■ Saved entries
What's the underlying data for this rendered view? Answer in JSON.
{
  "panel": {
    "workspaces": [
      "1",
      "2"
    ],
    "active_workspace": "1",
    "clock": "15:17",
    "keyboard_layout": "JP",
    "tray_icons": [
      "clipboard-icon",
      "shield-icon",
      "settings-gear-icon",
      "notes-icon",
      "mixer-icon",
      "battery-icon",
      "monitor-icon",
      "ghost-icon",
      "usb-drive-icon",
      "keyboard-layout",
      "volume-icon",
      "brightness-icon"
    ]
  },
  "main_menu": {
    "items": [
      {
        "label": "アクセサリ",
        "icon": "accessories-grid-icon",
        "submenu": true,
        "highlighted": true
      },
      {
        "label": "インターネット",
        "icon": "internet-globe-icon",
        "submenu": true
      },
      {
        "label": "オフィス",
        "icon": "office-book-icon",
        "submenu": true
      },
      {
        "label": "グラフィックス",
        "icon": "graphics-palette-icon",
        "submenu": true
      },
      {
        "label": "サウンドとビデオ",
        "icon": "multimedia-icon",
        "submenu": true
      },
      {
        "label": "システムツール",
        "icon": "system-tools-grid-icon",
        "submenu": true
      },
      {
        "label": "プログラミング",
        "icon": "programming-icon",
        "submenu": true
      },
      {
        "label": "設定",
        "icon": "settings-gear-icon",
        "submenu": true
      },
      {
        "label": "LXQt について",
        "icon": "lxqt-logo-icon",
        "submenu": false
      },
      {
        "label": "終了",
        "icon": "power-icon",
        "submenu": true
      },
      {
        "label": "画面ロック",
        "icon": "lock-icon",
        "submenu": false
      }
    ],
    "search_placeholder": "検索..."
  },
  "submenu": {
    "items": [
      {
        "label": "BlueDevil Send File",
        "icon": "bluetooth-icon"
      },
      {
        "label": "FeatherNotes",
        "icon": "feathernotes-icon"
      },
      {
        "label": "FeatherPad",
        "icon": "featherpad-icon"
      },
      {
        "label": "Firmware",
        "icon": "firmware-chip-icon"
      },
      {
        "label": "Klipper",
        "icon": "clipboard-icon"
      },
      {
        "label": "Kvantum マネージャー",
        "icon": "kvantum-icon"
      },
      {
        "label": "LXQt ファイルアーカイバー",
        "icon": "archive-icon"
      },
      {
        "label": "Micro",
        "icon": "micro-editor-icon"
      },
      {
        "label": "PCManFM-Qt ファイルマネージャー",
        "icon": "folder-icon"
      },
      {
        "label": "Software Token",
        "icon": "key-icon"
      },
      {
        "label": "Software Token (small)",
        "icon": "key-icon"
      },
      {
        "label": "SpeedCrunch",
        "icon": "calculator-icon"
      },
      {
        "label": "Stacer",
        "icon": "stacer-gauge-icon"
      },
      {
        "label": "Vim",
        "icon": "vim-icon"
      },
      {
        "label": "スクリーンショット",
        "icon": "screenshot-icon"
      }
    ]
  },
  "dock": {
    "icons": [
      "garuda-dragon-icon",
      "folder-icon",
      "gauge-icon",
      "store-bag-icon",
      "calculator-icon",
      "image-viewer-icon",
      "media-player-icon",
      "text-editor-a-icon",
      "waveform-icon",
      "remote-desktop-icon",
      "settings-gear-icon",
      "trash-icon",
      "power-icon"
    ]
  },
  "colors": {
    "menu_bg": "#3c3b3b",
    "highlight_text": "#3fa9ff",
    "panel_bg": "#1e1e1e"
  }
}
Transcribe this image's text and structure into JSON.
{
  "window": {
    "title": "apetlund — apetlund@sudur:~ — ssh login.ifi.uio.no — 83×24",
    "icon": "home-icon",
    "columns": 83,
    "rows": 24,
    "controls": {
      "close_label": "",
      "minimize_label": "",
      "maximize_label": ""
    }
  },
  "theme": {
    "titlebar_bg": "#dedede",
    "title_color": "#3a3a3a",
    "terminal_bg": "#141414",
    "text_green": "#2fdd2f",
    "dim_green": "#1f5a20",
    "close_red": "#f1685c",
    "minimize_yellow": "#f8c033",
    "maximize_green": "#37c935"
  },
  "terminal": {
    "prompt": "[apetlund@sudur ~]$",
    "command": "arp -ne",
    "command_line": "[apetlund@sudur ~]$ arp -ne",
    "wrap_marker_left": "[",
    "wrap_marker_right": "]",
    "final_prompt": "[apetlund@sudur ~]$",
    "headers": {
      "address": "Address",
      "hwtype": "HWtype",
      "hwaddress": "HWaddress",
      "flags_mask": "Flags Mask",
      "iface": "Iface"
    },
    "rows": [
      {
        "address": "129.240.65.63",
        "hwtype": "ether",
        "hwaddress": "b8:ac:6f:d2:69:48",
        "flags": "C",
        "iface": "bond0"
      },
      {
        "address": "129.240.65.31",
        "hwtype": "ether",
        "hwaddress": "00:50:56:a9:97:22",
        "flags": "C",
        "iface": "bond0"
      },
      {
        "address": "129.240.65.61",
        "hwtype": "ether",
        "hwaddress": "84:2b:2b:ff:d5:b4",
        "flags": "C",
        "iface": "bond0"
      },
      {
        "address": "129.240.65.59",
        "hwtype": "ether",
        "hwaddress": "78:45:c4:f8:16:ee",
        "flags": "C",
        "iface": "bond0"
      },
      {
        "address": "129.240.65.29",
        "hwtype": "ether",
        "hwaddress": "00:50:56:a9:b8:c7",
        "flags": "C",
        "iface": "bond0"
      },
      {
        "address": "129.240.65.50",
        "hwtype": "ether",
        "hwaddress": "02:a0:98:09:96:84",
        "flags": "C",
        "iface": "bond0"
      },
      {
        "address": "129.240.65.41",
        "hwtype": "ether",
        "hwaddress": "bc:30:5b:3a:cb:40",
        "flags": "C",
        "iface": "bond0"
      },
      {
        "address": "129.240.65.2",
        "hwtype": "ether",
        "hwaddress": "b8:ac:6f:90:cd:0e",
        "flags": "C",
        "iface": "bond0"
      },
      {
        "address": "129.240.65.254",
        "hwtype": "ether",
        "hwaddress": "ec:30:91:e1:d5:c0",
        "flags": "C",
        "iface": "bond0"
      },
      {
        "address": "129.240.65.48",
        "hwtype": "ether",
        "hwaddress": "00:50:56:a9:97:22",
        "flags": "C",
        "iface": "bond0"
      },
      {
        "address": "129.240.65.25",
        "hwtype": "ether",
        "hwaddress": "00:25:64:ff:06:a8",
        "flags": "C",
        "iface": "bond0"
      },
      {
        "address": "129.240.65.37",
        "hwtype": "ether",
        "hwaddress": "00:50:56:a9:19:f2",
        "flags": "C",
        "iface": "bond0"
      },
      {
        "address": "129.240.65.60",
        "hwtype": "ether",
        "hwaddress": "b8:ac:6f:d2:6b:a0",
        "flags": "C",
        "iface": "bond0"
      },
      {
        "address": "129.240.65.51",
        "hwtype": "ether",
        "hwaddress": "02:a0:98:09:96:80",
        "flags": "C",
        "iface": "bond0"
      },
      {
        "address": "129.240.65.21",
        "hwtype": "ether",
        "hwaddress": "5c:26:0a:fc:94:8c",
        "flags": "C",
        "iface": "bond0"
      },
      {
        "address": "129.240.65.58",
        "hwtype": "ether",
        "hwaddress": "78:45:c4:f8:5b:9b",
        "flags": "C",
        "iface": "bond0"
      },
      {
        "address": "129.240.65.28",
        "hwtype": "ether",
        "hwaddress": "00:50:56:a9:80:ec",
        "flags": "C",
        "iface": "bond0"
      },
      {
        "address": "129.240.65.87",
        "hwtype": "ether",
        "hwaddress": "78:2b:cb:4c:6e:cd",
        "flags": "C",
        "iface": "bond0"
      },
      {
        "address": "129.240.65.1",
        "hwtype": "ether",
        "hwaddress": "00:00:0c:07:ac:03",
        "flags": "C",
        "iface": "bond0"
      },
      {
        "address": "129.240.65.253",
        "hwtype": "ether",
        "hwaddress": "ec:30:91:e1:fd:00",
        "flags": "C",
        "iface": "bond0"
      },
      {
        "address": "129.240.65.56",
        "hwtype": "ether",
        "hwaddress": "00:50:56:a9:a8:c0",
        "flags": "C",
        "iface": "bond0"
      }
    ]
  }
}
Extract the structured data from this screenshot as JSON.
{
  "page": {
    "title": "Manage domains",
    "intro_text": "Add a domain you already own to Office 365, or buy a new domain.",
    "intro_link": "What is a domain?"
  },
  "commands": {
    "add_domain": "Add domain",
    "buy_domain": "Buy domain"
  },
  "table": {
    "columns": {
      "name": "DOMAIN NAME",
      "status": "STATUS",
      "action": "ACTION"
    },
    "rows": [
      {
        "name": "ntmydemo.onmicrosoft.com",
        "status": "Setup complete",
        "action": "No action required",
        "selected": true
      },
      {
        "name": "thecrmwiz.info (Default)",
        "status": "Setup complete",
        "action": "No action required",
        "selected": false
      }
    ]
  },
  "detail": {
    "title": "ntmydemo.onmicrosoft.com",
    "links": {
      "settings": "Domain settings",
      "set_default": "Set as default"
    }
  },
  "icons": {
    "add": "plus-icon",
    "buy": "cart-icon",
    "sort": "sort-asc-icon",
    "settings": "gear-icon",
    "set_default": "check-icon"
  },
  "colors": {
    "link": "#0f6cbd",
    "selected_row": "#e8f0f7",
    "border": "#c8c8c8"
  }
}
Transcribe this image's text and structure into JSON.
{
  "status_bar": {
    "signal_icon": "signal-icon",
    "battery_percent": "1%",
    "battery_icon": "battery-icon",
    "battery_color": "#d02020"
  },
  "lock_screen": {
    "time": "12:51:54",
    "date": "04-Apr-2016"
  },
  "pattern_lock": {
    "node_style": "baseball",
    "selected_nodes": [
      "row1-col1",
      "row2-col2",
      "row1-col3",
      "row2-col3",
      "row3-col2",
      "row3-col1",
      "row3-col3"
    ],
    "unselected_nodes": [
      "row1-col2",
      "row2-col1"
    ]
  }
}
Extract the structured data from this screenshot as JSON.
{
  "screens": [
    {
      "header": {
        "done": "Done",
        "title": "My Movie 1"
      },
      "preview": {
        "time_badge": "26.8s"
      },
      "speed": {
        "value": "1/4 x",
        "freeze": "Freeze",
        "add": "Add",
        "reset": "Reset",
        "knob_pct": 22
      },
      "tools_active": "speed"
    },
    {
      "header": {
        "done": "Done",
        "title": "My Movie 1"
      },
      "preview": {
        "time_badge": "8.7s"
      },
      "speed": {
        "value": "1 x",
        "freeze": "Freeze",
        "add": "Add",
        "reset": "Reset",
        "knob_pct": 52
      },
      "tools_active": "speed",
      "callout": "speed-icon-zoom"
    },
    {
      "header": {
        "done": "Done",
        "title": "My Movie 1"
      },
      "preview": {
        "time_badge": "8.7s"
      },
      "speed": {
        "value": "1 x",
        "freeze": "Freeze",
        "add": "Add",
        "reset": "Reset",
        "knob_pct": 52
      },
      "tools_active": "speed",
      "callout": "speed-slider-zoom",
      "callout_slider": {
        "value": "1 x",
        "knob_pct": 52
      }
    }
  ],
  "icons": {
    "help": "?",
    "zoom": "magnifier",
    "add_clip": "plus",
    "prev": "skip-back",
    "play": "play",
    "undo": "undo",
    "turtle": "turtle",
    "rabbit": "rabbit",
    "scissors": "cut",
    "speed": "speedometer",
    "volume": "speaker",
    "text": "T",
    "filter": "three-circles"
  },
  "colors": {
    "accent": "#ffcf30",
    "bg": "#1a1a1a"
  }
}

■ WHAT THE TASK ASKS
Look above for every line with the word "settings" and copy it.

■ SOLVED EXERCISE
      "settings-gear-icon",
        "icon": "settings-gear-icon",
      "settings-gear-icon",
      "settings": "Domain settings",
    "settings": "gear-icon",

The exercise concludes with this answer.